The blog’s official status at this point is quasinymity– it probably wouldn’t be too difficult to link this blog with my meatspace identity, but it’s not obvious to me whether I should encourage that identification or not.  The looming concern here is that I might write something idiotic, something which might encourage someone with a controlling interest in my future as a working scientist–like say my advisor–to conclude that I have no such thing.  The fear of publicly declaring idiotic things is a healthy one to have, but let me illustrate with an example:

I have recently decided that it is high time I learnt to program in a more traditional language, and last week I went to a short course put on by the Cambridge computer science faculty called “C for absolute beginners”…

I should perhaps add that I’ve attempted to understand C and C++ in the past, and although I didn’t manage, it was a big help this time round that I had seen at least some of it before…

I don’t know where this is going to lead. It already felt pretty complicated when we learnt about file handling (things like processing the data from one file and copying it into another), and we didn’t get on to how one might plot graphs…

The author of this excerpt is Tim Gowers. Tim Gowers the Fields Medalist. You’ve just read Tim Gowers’s admission that the C programming language was beyond him.

I don’t mention this in order to wrest some ill-gotten sense of superiority from it.  Far from it: I’m deeply indebted to Gowers for his work on the Princeton Companion to Mathematics, which is a wonderful book that you can tell has benefited from his editorial eye on practically every page.  His “informal discussions” were also extremely helpful to me when I first studied real analysis and found myself wondering what its real purpose was.  I mention that post only to introduce the moral that I derived from it, which was impressed upon me strongly enough that I can recall practically the entire post, almost two years later: there is a kind of liberation in the admission of ignorance.  If Tim Gowers can admit to being bested by a C compiler, what do I possibly have to lose?

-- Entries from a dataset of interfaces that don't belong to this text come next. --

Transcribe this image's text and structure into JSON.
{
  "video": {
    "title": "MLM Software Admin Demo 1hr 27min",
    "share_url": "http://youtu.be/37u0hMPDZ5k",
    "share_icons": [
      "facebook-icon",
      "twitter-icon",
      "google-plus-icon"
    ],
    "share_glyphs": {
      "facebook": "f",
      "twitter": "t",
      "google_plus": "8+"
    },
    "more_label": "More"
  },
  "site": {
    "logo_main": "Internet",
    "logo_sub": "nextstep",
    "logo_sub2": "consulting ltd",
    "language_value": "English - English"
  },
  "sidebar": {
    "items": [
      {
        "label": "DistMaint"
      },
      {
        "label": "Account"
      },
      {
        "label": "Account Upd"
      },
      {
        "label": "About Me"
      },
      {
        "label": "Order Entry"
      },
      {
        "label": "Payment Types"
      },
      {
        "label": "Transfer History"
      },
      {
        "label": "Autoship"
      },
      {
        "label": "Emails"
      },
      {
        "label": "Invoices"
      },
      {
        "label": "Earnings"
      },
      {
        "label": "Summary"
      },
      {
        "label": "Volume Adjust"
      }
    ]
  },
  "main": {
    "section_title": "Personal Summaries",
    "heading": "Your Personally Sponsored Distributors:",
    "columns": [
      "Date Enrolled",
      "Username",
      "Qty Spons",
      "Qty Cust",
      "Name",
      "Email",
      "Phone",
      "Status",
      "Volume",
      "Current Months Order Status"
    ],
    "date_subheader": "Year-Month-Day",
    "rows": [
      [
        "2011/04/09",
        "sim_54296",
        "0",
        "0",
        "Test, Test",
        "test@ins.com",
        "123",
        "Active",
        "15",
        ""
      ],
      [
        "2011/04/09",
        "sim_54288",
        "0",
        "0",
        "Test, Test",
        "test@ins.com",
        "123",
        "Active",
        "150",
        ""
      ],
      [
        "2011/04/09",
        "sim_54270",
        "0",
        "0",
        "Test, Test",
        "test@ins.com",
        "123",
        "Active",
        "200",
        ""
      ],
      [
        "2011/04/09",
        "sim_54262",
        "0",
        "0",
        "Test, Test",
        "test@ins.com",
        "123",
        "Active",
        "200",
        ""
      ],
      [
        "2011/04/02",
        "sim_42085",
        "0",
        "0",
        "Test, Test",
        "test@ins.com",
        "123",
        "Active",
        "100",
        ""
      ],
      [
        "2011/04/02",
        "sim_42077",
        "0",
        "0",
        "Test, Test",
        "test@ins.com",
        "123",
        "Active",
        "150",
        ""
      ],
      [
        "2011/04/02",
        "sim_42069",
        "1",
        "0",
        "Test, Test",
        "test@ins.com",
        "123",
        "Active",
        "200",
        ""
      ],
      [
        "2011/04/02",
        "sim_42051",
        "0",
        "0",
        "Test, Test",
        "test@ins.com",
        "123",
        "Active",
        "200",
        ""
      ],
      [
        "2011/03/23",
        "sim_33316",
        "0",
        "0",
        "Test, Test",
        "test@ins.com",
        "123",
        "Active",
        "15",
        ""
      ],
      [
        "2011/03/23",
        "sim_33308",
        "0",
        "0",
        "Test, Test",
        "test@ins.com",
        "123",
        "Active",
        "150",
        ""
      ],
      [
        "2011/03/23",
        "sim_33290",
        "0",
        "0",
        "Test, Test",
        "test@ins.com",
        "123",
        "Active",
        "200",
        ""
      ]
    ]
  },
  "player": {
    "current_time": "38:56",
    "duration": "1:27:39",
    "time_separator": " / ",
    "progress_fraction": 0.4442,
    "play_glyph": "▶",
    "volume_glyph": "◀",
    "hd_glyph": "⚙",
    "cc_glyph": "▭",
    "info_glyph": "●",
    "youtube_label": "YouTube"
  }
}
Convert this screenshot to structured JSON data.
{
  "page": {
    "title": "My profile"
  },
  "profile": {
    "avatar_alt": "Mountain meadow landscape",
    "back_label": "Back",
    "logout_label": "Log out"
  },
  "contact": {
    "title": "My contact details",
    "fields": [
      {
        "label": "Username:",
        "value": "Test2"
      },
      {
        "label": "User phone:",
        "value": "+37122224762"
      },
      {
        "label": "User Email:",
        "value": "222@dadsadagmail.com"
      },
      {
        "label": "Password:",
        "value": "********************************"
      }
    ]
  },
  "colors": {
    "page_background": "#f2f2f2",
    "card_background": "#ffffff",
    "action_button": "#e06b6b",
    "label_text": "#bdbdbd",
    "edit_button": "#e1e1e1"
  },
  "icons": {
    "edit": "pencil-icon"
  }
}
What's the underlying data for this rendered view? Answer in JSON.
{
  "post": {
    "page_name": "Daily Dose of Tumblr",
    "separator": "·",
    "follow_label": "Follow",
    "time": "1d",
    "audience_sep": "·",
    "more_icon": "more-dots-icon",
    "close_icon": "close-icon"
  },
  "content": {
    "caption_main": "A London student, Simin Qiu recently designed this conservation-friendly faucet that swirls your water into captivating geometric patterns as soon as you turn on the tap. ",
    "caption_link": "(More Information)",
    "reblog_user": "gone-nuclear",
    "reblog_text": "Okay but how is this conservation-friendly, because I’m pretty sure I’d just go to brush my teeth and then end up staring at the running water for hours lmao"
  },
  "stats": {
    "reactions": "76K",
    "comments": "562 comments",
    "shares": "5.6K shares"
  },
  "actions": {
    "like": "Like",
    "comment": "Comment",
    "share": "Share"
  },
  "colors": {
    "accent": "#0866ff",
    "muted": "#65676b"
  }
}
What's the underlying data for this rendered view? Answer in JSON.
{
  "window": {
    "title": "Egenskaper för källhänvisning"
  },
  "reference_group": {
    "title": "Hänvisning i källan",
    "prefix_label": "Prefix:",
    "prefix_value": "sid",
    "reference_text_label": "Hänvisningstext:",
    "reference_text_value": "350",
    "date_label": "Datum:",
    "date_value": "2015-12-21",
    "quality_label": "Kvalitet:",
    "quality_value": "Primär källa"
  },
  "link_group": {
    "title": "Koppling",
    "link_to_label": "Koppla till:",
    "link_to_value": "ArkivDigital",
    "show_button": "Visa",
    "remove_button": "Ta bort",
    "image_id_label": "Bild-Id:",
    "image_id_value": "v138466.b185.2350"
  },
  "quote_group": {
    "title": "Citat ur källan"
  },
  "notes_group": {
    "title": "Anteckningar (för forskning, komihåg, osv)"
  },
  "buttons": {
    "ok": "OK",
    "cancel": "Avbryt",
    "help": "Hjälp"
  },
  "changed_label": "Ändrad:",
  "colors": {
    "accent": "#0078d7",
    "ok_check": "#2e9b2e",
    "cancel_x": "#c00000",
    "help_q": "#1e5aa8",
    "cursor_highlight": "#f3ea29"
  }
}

There is a famous story, possibly apocryphal, about Rutherford–already a Nobel laureate–enrolling in freshman chemistry in order to develop the background to interpret the Geiger-Marsden experiment.  So too, then, can Gowers the Fields medalist and computational complexity theorist take “C for absolute beginners.”  I don’t think myself a Rutherford or a Gowers, of course, but I do think myself capable of learning from their examples.